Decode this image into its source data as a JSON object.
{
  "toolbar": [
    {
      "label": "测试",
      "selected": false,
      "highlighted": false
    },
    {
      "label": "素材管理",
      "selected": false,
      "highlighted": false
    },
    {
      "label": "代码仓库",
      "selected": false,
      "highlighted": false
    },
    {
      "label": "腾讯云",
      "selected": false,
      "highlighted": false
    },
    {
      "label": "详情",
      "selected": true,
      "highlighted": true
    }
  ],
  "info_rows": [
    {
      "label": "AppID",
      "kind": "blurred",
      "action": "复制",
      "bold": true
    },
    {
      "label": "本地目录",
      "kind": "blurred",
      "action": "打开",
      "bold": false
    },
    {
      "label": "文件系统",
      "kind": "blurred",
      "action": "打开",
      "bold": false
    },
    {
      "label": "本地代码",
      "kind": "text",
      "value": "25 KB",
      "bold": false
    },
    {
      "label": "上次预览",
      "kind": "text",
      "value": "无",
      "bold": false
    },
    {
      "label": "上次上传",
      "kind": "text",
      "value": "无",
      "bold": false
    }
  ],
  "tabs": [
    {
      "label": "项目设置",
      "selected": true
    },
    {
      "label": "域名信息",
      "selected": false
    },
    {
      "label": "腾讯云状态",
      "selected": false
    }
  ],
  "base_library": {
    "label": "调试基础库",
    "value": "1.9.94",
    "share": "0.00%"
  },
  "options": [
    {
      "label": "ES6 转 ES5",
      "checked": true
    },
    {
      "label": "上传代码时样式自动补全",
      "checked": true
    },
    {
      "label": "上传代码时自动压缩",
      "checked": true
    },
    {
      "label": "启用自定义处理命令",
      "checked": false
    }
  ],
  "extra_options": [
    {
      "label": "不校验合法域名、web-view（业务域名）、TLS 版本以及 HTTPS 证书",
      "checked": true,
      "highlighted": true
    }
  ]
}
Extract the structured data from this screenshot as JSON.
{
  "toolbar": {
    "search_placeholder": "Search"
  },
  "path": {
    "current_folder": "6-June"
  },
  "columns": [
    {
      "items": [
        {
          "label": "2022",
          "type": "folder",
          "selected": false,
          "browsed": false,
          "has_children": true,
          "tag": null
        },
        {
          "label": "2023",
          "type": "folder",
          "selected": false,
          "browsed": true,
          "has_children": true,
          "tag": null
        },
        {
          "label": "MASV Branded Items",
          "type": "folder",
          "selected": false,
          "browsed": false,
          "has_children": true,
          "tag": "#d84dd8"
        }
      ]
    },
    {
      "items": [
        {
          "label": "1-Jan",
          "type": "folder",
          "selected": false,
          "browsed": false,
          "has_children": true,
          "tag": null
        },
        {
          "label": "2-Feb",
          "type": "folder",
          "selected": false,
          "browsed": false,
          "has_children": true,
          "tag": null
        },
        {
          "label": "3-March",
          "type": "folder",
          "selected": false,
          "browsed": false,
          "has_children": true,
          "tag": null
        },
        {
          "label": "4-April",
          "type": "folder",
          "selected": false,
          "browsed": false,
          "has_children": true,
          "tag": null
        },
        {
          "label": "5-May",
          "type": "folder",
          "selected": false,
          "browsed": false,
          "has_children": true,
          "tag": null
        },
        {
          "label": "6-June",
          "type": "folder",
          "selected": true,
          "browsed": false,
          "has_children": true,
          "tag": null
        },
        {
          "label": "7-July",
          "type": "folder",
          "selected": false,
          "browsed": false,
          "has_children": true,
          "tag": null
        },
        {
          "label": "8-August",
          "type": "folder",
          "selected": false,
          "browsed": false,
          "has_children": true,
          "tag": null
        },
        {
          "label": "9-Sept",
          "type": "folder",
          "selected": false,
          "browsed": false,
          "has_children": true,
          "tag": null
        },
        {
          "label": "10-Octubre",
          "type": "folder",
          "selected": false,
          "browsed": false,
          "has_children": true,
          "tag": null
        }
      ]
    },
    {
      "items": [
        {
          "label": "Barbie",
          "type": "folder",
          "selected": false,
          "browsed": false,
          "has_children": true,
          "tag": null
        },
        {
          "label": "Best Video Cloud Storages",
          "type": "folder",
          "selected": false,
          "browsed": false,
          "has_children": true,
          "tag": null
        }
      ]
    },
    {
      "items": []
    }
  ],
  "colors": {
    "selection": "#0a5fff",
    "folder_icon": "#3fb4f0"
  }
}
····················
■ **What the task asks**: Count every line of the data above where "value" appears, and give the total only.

■ **Exercise response**: 4